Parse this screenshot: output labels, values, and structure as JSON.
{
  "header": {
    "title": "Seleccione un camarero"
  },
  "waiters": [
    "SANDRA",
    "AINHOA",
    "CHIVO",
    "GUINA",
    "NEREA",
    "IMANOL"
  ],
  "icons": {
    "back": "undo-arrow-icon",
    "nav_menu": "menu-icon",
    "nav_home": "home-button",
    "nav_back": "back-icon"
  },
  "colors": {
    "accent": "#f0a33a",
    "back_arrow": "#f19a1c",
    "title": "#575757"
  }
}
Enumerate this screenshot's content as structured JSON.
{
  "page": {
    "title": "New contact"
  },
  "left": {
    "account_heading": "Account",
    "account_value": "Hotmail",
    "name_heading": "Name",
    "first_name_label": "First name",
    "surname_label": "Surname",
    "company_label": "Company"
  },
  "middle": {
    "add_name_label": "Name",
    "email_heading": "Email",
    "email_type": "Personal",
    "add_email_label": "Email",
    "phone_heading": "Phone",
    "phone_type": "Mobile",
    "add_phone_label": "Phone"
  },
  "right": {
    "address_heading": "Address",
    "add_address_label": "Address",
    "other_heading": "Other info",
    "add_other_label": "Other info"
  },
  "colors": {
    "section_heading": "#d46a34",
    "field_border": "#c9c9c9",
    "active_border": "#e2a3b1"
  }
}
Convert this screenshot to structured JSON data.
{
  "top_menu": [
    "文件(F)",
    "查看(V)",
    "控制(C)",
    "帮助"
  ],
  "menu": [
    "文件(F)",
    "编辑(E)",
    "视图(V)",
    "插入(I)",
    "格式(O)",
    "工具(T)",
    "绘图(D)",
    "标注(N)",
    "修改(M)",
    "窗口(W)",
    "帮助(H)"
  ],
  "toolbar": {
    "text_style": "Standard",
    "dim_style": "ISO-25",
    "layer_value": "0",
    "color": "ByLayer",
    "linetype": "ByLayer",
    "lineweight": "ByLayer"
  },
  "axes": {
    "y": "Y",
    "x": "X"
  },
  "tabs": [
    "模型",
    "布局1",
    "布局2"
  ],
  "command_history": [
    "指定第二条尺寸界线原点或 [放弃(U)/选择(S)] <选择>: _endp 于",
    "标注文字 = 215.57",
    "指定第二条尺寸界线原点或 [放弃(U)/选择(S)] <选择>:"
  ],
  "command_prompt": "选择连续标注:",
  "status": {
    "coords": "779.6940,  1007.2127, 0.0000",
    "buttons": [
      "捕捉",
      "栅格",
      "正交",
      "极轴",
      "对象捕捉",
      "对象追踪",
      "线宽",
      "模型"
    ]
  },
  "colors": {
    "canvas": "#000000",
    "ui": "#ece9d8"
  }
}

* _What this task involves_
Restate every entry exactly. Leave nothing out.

* _Reply_
Parse this screenshot: output labels, values, and structure as JSON.
{
  "header": {
    "title": "Seleccione un camarero"
  },
  "waiters": [
    "SANDRA",
    "AINHOA",
    "CHIVO",
    "GUINA",
    "NEREA",
    "IMANOL"
  ],
  "icons": {
    "back": "undo-arrow-icon",
    "nav_menu": "menu-icon",
    "nav_home": "home-button",
    "nav_back": "back-icon"
  },
  "colors": {
    "accent": "#f0a33a",
    "back_arrow": "#f19a1c",
    "title": "#575757"
  }
}
Enumerate this screenshot's content as structured JSON.
{
  "page": {
    "title": "New contact"
  },
  "left": {
    "account_heading": "Account",
    "account_value": "Hotmail",
    "name_heading": "Name",
    "first_name_label": "First name",
    "surname_label": "Surname",
    "company_label": "Company"
  },
  "middle": {
    "add_name_label": "Name",
    "email_heading": "Email",
    "email_type": "Personal",
    "add_email_label": "Email",
    "phone_heading": "Phone",
    "phone_type": "Mobile",
    "add_phone_label": "Phone"
  },
  "right": {
    "address_heading": "Address",
    "add_address_label": "Address",
    "other_heading": "Other info",
    "add_other_label": "Other info"
  },
  "colors": {
    "section_heading": "#d46a34",
    "field_border": "#c9c9c9",
    "active_border": "#e2a3b1"
  }
}
Convert this screenshot to structured JSON data.
{
  "top_menu": [
    "文件(F)",
    "查看(V)",
    "控制(C)",
    "帮助"
  ],
  "menu": [
    "文件(F)",
    "编辑(E)",
    "视图(V)",
    "插入(I)",
    "格式(O)",
    "工具(T)",
    "绘图(D)",
    "标注(N)",
    "修改(M)",
    "窗口(W)",
    "帮助(H)"
  ],
  "toolbar": {
    "text_style": "Standard",
    "dim_style": "ISO-25",
    "layer_value": "0",
    "color": "ByLayer",
    "linetype": "ByLayer",
    "lineweight": "ByLayer"
  },
  "axes": {
    "y": "Y",
    "x": "X"
  },
  "tabs": [
    "模型",
    "布局1",
    "布局2"
  ],
  "command_history": [
    "指定第二条尺寸界线原点或 [放弃(U)/选择(S)] <选择>: _endp 于",
    "标注文字 = 215.57",
    "指定第二条尺寸界线原点或 [放弃(U)/选择(S)] <选择>:"
  ],
  "command_prompt": "选择连续标注:",
  "status": {
    "coords": "779.6940,  1007.2127, 0.0000",
    "buttons": [
      "捕捉",
      "栅格",
      "正交",
      "极轴",
      "对象捕捉",
      "对象追踪",
      "线宽",
      "模型"
    ]
  },
  "colors": {
    "canvas": "#000000",
    "ui": "#ece9d8"
  }
}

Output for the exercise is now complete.